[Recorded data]
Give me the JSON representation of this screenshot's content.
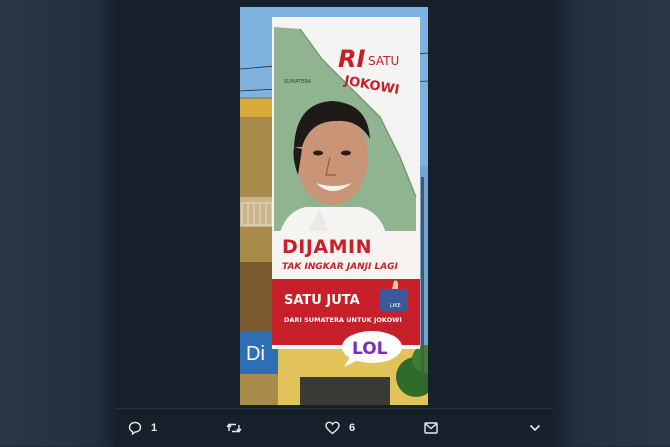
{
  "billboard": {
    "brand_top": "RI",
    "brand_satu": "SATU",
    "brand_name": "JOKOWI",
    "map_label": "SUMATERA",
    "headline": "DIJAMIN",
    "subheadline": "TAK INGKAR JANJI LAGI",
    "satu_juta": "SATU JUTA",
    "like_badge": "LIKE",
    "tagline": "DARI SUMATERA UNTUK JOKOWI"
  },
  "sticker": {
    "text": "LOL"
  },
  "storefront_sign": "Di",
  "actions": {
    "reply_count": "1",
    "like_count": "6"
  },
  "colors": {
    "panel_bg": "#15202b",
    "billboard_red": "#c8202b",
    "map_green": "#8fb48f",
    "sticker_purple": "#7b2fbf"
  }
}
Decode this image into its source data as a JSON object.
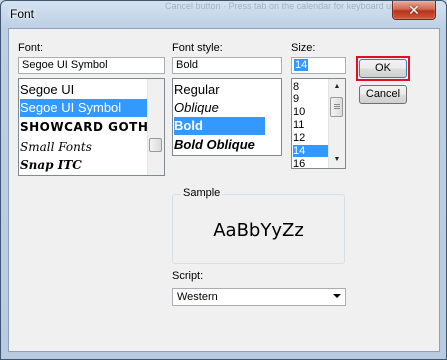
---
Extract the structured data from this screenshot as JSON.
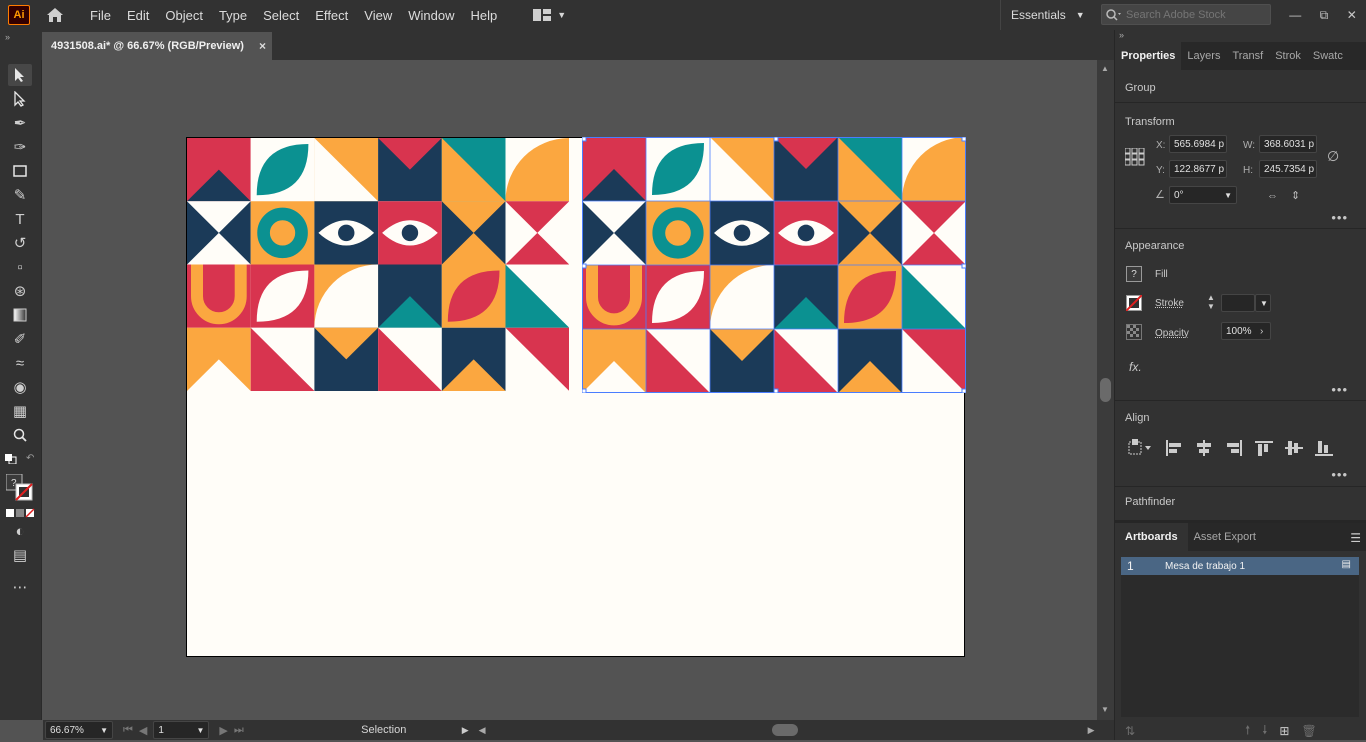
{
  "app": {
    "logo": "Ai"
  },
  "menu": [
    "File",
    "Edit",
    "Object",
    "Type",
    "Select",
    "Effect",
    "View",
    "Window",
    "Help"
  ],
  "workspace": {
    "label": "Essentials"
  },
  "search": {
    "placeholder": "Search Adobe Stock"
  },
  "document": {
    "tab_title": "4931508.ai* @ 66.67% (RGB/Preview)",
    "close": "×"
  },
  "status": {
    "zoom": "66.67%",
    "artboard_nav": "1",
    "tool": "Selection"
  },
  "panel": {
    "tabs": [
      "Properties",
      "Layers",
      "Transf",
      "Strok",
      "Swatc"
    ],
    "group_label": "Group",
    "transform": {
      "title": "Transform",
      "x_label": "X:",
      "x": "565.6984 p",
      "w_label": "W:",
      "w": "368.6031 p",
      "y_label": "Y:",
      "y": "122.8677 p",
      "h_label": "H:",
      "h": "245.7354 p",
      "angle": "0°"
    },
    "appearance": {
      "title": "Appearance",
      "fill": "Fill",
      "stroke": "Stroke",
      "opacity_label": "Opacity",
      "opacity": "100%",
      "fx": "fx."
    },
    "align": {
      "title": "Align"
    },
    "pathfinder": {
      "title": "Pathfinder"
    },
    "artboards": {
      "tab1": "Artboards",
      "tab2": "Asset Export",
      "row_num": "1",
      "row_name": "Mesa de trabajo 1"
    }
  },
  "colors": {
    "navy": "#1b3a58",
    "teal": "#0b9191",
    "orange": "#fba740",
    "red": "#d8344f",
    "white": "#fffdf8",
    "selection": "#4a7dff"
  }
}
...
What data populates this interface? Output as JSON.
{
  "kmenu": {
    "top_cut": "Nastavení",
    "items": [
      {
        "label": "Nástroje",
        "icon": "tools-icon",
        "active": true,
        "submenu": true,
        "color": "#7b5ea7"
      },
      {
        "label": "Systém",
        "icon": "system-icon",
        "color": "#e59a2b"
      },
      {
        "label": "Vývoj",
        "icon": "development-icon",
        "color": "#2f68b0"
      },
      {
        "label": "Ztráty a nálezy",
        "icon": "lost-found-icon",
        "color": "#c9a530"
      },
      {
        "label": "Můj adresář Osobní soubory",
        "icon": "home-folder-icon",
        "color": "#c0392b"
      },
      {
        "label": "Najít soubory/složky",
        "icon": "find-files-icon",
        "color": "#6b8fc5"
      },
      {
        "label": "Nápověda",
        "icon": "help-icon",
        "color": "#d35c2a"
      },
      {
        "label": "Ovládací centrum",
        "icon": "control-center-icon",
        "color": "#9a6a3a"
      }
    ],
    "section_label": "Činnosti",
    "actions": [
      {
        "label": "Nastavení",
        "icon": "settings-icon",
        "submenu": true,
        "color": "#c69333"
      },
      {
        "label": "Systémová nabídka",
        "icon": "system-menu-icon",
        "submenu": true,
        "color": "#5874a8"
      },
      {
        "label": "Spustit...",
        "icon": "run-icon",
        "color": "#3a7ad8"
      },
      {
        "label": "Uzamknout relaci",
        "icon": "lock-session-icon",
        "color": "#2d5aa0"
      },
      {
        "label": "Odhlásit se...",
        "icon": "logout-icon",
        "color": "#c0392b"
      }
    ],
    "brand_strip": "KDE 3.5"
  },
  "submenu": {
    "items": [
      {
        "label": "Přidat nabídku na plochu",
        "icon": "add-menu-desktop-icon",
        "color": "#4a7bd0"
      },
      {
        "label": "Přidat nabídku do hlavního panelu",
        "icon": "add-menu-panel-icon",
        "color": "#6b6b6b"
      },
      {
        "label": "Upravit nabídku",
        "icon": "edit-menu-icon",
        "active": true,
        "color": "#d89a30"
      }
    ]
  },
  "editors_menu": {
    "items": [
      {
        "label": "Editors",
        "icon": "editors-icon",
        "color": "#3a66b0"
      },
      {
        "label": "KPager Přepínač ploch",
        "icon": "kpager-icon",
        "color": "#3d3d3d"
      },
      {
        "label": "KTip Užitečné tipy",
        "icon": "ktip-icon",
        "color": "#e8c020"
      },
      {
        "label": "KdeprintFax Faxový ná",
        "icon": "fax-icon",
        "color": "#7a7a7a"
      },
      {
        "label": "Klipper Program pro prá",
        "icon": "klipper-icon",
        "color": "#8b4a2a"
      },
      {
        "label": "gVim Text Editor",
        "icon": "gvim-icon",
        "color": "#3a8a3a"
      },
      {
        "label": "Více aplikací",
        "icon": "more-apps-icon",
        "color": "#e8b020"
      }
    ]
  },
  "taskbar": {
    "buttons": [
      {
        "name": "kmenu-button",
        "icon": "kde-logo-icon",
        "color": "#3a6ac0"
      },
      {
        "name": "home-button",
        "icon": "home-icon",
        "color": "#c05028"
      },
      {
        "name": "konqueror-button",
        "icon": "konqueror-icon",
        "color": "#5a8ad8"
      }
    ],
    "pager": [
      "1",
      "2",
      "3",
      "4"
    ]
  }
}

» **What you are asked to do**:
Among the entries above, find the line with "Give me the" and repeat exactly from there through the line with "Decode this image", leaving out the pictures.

» **Task answer**:
Give me the JSON representation of this screenshot's content.
{
  "billboard": {
    "brand_top": "RI",
    "brand_satu": "SATU",
    "brand_name": "JOKOWI",
    "map_label": "SUMATERA",
    "headline": "DIJAMIN",
    "subheadline": "TAK INGKAR JANJI LAGI",
    "satu_juta": "SATU JUTA",
    "like_badge": "LIKE",
    "tagline": "DARI SUMATERA UNTUK JOKOWI"
  },
  "sticker": {
    "text": "LOL"
  },
  "storefront_sign": "Di",
  "actions": {
    "reply_count": "1",
    "like_count": "6"
  },
  "colors": {
    "panel_bg": "#15202b",
    "billboard_red": "#c8202b",
    "map_green": "#8fb48f",
    "sticker_purple": "#7b2fbf"
  }
}
Decode this image into its source data as a JSON object.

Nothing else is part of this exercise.